Your copy should match the entries exactly, with no images carried over.
Top of Data for this exercise
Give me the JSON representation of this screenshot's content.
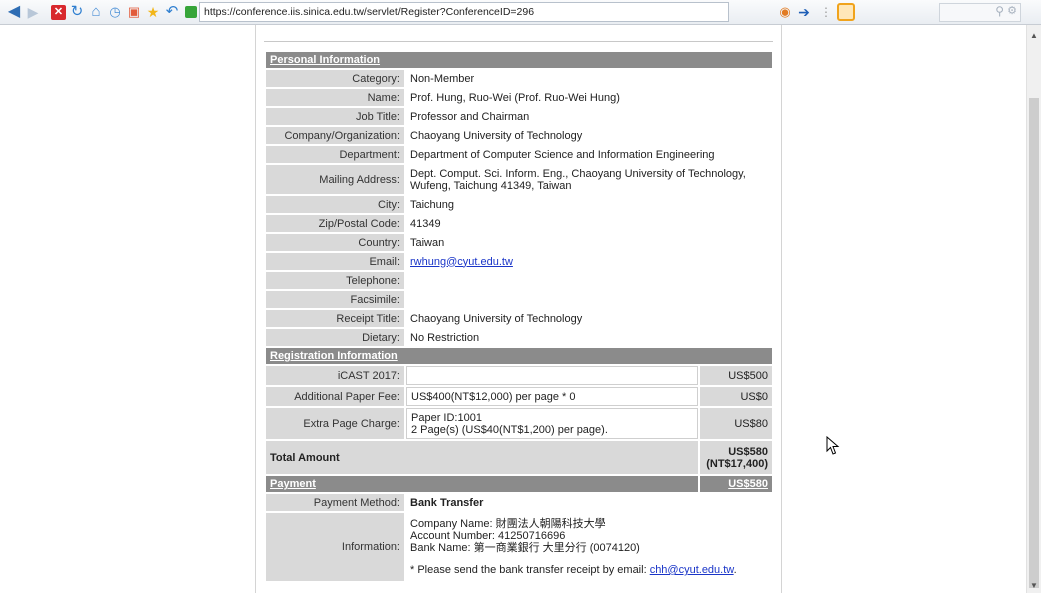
{
  "browser": {
    "url": "https://conference.iis.sinica.edu.tw/servlet/Register?ConferenceID=296",
    "icons": [
      "back-arrow-icon",
      "forward-arrow-icon",
      "stop-icon",
      "reload-icon",
      "home-icon",
      "history-icon",
      "pin-icon",
      "favorites-star-icon",
      "undo-icon",
      "lock-icon",
      "ie-compat-icon",
      "go-arrow-icon",
      "extension-icon",
      "search-icon",
      "gear-icon"
    ]
  },
  "personal": {
    "section_title": "Personal Information",
    "rows": [
      {
        "label": "Category:",
        "value": "Non-Member"
      },
      {
        "label": "Name:",
        "value": "Prof. Hung, Ruo-Wei (Prof. Ruo-Wei Hung)"
      },
      {
        "label": "Job Title:",
        "value": "Professor and Chairman"
      },
      {
        "label": "Company/Organization:",
        "value": "Chaoyang University of Technology"
      },
      {
        "label": "Department:",
        "value": "Department of Computer Science and Information Engineering"
      },
      {
        "label": "Mailing Address:",
        "value": "Dept. Comput. Sci. Inform. Eng., Chaoyang University of Technology, Wufeng, Taichung 41349, Taiwan"
      },
      {
        "label": "City:",
        "value": "Taichung"
      },
      {
        "label": "Zip/Postal Code:",
        "value": "41349"
      },
      {
        "label": "Country:",
        "value": "Taiwan"
      },
      {
        "label": "Email:",
        "value": "rwhung@cyut.edu.tw"
      },
      {
        "label": "Telephone:",
        "value": ""
      },
      {
        "label": "Facsimile:",
        "value": ""
      },
      {
        "label": "Receipt Title:",
        "value": "Chaoyang University of Technology"
      },
      {
        "label": "Dietary:",
        "value": "No Restriction"
      }
    ]
  },
  "registration": {
    "section_title": "Registration Information",
    "rows": [
      {
        "label": "iCAST 2017:",
        "value": "",
        "amount": "US$500"
      },
      {
        "label": "Additional Paper Fee:",
        "value": "US$400(NT$12,000) per page * 0",
        "amount": "US$0"
      },
      {
        "label": "Extra Page Charge:",
        "line1": "Paper ID:1001",
        "line2": "2 Page(s) (US$40(NT$1,200) per page).",
        "amount": "US$80"
      }
    ],
    "total_label": "Total Amount",
    "total_usd": "US$580",
    "total_ntd": "(NT$17,400)"
  },
  "payment": {
    "section_title": "Payment",
    "amount": "US$580",
    "method_label": "Payment Method:",
    "method_value": "Bank Transfer",
    "info_label": "Information:",
    "company": "Company Name: 財團法人朝陽科技大學",
    "account": "Account Number: 41250716696",
    "bank": "Bank Name: 第一商業銀行 大里分行 (0074120)",
    "note_prefix": "* Please send the bank transfer receipt by email: ",
    "note_email": "chh@cyut.edu.tw",
    "note_suffix": "."
  }
}
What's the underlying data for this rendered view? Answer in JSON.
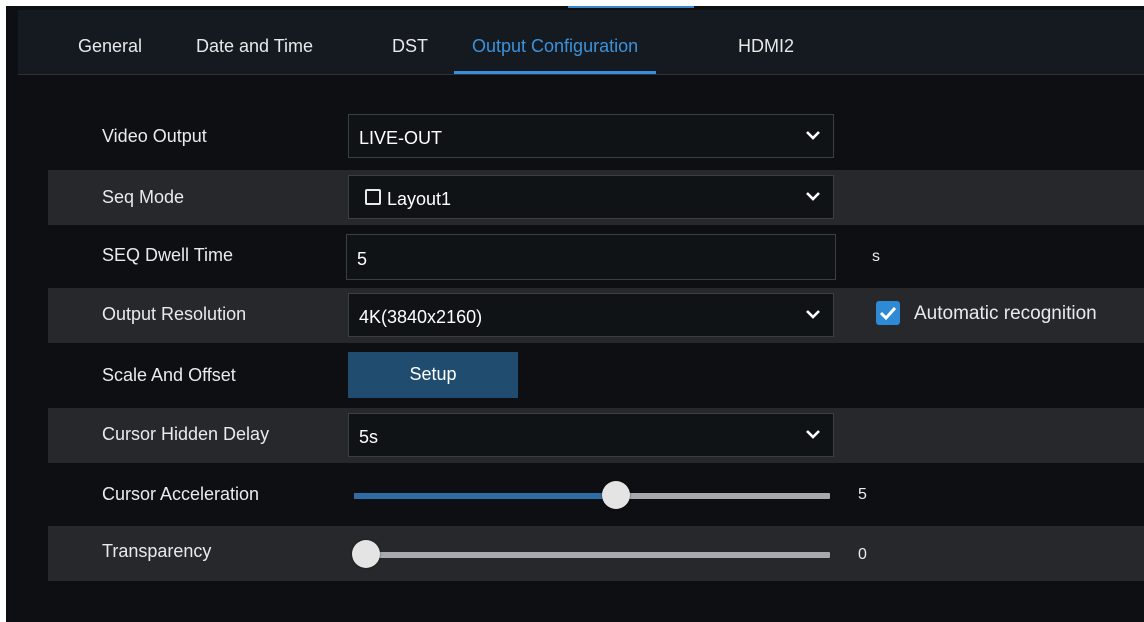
{
  "tabs": [
    {
      "label": "General"
    },
    {
      "label": "Date and Time"
    },
    {
      "label": "DST"
    },
    {
      "label": "Output Configuration",
      "active": true
    },
    {
      "label": "HDMI2"
    }
  ],
  "settings": {
    "video_output": {
      "label": "Video Output",
      "value": "LIVE-OUT"
    },
    "seq_mode": {
      "label": "Seq Mode",
      "value": "Layout1",
      "checked": false
    },
    "seq_dwell_time": {
      "label": "SEQ Dwell Time",
      "value": "5",
      "unit": "s"
    },
    "output_resolution": {
      "label": "Output Resolution",
      "value": "4K(3840x2160)",
      "auto_label": "Automatic recognition",
      "auto_checked": true
    },
    "scale_and_offset": {
      "label": "Scale And Offset",
      "button": "Setup"
    },
    "cursor_hidden_delay": {
      "label": "Cursor Hidden Delay",
      "value": "5s"
    },
    "cursor_acceleration": {
      "label": "Cursor Acceleration",
      "value": "5",
      "level": 0.55
    },
    "transparency": {
      "label": "Transparency",
      "value": "0",
      "level": 0.0
    }
  },
  "colors": {
    "accent": "#3b8fd9",
    "background": "#0d0f12",
    "row_alt": "#26282b",
    "button": "#1f4c6f",
    "slider_fill": "#2e6ca6"
  },
  "icons": {
    "dropdown": "chevron-down-icon",
    "checkbox_on": "checkmark-icon",
    "checkbox_off": "empty-checkbox-icon"
  }
}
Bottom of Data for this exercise
Answer below:
Give me the JSON representation of this screenshot's content.
{
  "browser": {
    "url": "https://conference.iis.sinica.edu.tw/servlet/Register?ConferenceID=296",
    "icons": [
      "back-arrow-icon",
      "forward-arrow-icon",
      "stop-icon",
      "reload-icon",
      "home-icon",
      "history-icon",
      "pin-icon",
      "favorites-star-icon",
      "undo-icon",
      "lock-icon",
      "ie-compat-icon",
      "go-arrow-icon",
      "extension-icon",
      "search-icon",
      "gear-icon"
    ]
  },
  "personal": {
    "section_title": "Personal Information",
    "rows": [
      {
        "label": "Category:",
        "value": "Non-Member"
      },
      {
        "label": "Name:",
        "value": "Prof. Hung, Ruo-Wei (Prof. Ruo-Wei Hung)"
      },
      {
        "label": "Job Title:",
        "value": "Professor and Chairman"
      },
      {
        "label": "Company/Organization:",
        "value": "Chaoyang University of Technology"
      },
      {
        "label": "Department:",
        "value": "Department of Computer Science and Information Engineering"
      },
      {
        "label": "Mailing Address:",
        "value": "Dept. Comput. Sci. Inform. Eng., Chaoyang University of Technology, Wufeng, Taichung 41349, Taiwan"
      },
      {
        "label": "City:",
        "value": "Taichung"
      },
      {
        "label": "Zip/Postal Code:",
        "value": "41349"
      },
      {
        "label": "Country:",
        "value": "Taiwan"
      },
      {
        "label": "Email:",
        "value": "rwhung@cyut.edu.tw"
      },
      {
        "label": "Telephone:",
        "value": ""
      },
      {
        "label": "Facsimile:",
        "value": ""
      },
      {
        "label": "Receipt Title:",
        "value": "Chaoyang University of Technology"
      },
      {
        "label": "Dietary:",
        "value": "No Restriction"
      }
    ]
  },
  "registration": {
    "section_title": "Registration Information",
    "rows": [
      {
        "label": "iCAST 2017:",
        "value": "",
        "amount": "US$500"
      },
      {
        "label": "Additional Paper Fee:",
        "value": "US$400(NT$12,000) per page * 0",
        "amount": "US$0"
      },
      {
        "label": "Extra Page Charge:",
        "line1": "Paper ID:1001",
        "line2": "2 Page(s) (US$40(NT$1,200) per page).",
        "amount": "US$80"
      }
    ],
    "total_label": "Total Amount",
    "total_usd": "US$580",
    "total_ntd": "(NT$17,400)"
  },
  "payment": {
    "section_title": "Payment",
    "amount": "US$580",
    "method_label": "Payment Method:",
    "method_value": "Bank Transfer",
    "info_label": "Information:",
    "company": "Company Name: 財團法人朝陽科技大學",
    "account": "Account Number: 41250716696",
    "bank": "Bank Name: 第一商業銀行 大里分行 (0074120)",
    "note_prefix": "* Please send the bank transfer receipt by email: ",
    "note_email": "chh@cyut.edu.tw",
    "note_suffix": "."
  }
}
What's the underlying data for this rendered view? Answer in JSON.
{
  "tabs": [
    {
      "label": "General"
    },
    {
      "label": "Date and Time"
    },
    {
      "label": "DST"
    },
    {
      "label": "Output Configuration",
      "active": true
    },
    {
      "label": "HDMI2"
    }
  ],
  "settings": {
    "video_output": {
      "label": "Video Output",
      "value": "LIVE-OUT"
    },
    "seq_mode": {
      "label": "Seq Mode",
      "value": "Layout1",
      "checked": false
    },
    "seq_dwell_time": {
      "label": "SEQ Dwell Time",
      "value": "5",
      "unit": "s"
    },
    "output_resolution": {
      "label": "Output Resolution",
      "value": "4K(3840x2160)",
      "auto_label": "Automatic recognition",
      "auto_checked": true
    },
    "scale_and_offset": {
      "label": "Scale And Offset",
      "button": "Setup"
    },
    "cursor_hidden_delay": {
      "label": "Cursor Hidden Delay",
      "value": "5s"
    },
    "cursor_acceleration": {
      "label": "Cursor Acceleration",
      "value": "5",
      "level": 0.55
    },
    "transparency": {
      "label": "Transparency",
      "value": "0",
      "level": 0.0
    }
  },
  "colors": {
    "accent": "#3b8fd9",
    "background": "#0d0f12",
    "row_alt": "#26282b",
    "button": "#1f4c6f",
    "slider_fill": "#2e6ca6"
  },
  "icons": {
    "dropdown": "chevron-down-icon",
    "checkbox_on": "checkmark-icon",
    "checkbox_off": "empty-checkbox-icon"
  }
}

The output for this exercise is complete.